Data entries
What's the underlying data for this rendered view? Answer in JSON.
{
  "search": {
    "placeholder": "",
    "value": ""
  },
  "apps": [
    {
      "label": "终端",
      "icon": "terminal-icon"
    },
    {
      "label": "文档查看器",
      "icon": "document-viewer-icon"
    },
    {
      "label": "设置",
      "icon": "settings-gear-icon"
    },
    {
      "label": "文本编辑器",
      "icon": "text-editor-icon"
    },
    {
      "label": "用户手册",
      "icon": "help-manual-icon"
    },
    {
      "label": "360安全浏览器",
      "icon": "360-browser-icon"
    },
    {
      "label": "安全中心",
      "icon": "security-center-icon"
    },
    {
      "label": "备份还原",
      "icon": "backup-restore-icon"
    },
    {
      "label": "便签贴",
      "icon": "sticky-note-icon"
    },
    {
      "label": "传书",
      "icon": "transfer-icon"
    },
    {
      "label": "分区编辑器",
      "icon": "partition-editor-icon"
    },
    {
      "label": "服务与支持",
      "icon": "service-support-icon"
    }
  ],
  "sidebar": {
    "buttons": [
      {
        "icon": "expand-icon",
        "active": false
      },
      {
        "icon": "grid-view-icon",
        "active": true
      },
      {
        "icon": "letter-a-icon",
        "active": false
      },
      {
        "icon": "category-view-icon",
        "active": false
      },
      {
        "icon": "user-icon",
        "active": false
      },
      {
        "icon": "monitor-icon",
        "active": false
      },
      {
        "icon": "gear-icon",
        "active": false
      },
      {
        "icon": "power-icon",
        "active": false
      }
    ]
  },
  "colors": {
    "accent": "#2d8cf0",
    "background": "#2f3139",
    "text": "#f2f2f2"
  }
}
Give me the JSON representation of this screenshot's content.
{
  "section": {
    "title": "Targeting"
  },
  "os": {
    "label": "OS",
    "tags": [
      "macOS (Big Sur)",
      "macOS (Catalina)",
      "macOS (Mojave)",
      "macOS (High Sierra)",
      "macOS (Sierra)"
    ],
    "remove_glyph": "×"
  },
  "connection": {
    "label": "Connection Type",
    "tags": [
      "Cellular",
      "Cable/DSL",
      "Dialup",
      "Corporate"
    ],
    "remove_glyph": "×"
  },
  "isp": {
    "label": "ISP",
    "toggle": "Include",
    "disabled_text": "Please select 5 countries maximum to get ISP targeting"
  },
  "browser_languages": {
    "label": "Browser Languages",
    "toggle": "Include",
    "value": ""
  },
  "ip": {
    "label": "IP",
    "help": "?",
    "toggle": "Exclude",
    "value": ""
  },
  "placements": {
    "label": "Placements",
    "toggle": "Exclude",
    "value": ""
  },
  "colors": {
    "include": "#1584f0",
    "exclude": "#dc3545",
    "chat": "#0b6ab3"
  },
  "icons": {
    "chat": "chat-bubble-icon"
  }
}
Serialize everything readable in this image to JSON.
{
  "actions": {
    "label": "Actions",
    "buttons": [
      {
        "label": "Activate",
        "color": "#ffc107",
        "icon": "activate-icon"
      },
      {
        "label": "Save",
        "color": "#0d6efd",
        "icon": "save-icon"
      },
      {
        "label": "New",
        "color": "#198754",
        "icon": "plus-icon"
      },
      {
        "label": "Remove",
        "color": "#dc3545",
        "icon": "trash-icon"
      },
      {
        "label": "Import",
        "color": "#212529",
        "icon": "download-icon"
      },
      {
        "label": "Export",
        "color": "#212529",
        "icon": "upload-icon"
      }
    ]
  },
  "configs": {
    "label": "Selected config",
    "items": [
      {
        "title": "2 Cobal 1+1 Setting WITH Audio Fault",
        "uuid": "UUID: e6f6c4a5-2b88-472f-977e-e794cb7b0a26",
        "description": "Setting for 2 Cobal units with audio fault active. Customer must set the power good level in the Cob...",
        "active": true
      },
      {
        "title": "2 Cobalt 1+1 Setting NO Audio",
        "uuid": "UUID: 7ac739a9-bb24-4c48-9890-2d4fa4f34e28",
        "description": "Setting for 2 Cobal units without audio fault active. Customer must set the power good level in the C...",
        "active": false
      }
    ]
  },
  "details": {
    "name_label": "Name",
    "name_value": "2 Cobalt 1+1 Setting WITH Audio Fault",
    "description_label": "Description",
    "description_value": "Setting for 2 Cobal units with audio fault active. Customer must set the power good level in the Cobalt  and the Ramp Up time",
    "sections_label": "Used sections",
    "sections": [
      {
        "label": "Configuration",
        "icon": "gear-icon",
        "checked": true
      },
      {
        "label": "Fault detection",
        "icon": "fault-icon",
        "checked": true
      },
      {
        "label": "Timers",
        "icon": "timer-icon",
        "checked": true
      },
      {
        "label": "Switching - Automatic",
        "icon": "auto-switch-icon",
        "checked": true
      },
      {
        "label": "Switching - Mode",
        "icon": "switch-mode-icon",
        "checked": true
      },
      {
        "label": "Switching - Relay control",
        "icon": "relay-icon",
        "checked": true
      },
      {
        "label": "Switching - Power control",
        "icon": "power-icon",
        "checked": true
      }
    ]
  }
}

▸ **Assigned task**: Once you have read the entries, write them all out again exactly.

▸ **Answer to the exercise**:
What's the underlying data for this rendered view? Answer in JSON.
{
  "search": {
    "placeholder": "",
    "value": ""
  },
  "apps": [
    {
      "label": "终端",
      "icon": "terminal-icon"
    },
    {
      "label": "文档查看器",
      "icon": "document-viewer-icon"
    },
    {
      "label": "设置",
      "icon": "settings-gear-icon"
    },
    {
      "label": "文本编辑器",
      "icon": "text-editor-icon"
    },
    {
      "label": "用户手册",
      "icon": "help-manual-icon"
    },
    {
      "label": "360安全浏览器",
      "icon": "360-browser-icon"
    },
    {
      "label": "安全中心",
      "icon": "security-center-icon"
    },
    {
      "label": "备份还原",
      "icon": "backup-restore-icon"
    },
    {
      "label": "便签贴",
      "icon": "sticky-note-icon"
    },
    {
      "label": "传书",
      "icon": "transfer-icon"
    },
    {
      "label": "分区编辑器",
      "icon": "partition-editor-icon"
    },
    {
      "label": "服务与支持",
      "icon": "service-support-icon"
    }
  ],
  "sidebar": {
    "buttons": [
      {
        "icon": "expand-icon",
        "active": false
      },
      {
        "icon": "grid-view-icon",
        "active": true
      },
      {
        "icon": "letter-a-icon",
        "active": false
      },
      {
        "icon": "category-view-icon",
        "active": false
      },
      {
        "icon": "user-icon",
        "active": false
      },
      {
        "icon": "monitor-icon",
        "active": false
      },
      {
        "icon": "gear-icon",
        "active": false
      },
      {
        "icon": "power-icon",
        "active": false
      }
    ]
  },
  "colors": {
    "accent": "#2d8cf0",
    "background": "#2f3139",
    "text": "#f2f2f2"
  }
}
Give me the JSON representation of this screenshot's content.
{
  "section": {
    "title": "Targeting"
  },
  "os": {
    "label": "OS",
    "tags": [
      "macOS (Big Sur)",
      "macOS (Catalina)",
      "macOS (Mojave)",
      "macOS (High Sierra)",
      "macOS (Sierra)"
    ],
    "remove_glyph": "×"
  },
  "connection": {
    "label": "Connection Type",
    "tags": [
      "Cellular",
      "Cable/DSL",
      "Dialup",
      "Corporate"
    ],
    "remove_glyph": "×"
  },
  "isp": {
    "label": "ISP",
    "toggle": "Include",
    "disabled_text": "Please select 5 countries maximum to get ISP targeting"
  },
  "browser_languages": {
    "label": "Browser Languages",
    "toggle": "Include",
    "value": ""
  },
  "ip": {
    "label": "IP",
    "help": "?",
    "toggle": "Exclude",
    "value": ""
  },
  "placements": {
    "label": "Placements",
    "toggle": "Exclude",
    "value": ""
  },
  "colors": {
    "include": "#1584f0",
    "exclude": "#dc3545",
    "chat": "#0b6ab3"
  },
  "icons": {
    "chat": "chat-bubble-icon"
  }
}
Serialize everything readable in this image to JSON.
{
  "actions": {
    "label": "Actions",
    "buttons": [
      {
        "label": "Activate",
        "color": "#ffc107",
        "icon": "activate-icon"
      },
      {
        "label": "Save",
        "color": "#0d6efd",
        "icon": "save-icon"
      },
      {
        "label": "New",
        "color": "#198754",
        "icon": "plus-icon"
      },
      {
        "label": "Remove",
        "color": "#dc3545",
        "icon": "trash-icon"
      },
      {
        "label": "Import",
        "color": "#212529",
        "icon": "download-icon"
      },
      {
        "label": "Export",
        "color": "#212529",
        "icon": "upload-icon"
      }
    ]
  },
  "configs": {
    "label": "Selected config",
    "items": [
      {
        "title": "2 Cobal 1+1 Setting WITH Audio Fault",
        "uuid": "UUID: e6f6c4a5-2b88-472f-977e-e794cb7b0a26",
        "description": "Setting for 2 Cobal units with audio fault active. Customer must set the power good level in the Cob...",
        "active": true
      },
      {
        "title": "2 Cobalt 1+1 Setting NO Audio",
        "uuid": "UUID: 7ac739a9-bb24-4c48-9890-2d4fa4f34e28",
        "description": "Setting for 2 Cobal units without audio fault active. Customer must set the power good level in the C...",
        "active": false
      }
    ]
  },
  "details": {
    "name_label": "Name",
    "name_value": "2 Cobalt 1+1 Setting WITH Audio Fault",
    "description_label": "Description",
    "description_value": "Setting for 2 Cobal units with audio fault active. Customer must set the power good level in the Cobalt  and the Ramp Up time",
    "sections_label": "Used sections",
    "sections": [
      {
        "label": "Configuration",
        "icon": "gear-icon",
        "checked": true
      },
      {
        "label": "Fault detection",
        "icon": "fault-icon",
        "checked": true
      },
      {
        "label": "Timers",
        "icon": "timer-icon",
        "checked": true
      },
      {
        "label": "Switching - Automatic",
        "icon": "auto-switch-icon",
        "checked": true
      },
      {
        "label": "Switching - Mode",
        "icon": "switch-mode-icon",
        "checked": true
      },
      {
        "label": "Switching - Relay control",
        "icon": "relay-icon",
        "checked": true
      },
      {
        "label": "Switching - Power control",
        "icon": "power-icon",
        "checked": true
      }
    ]
  }
}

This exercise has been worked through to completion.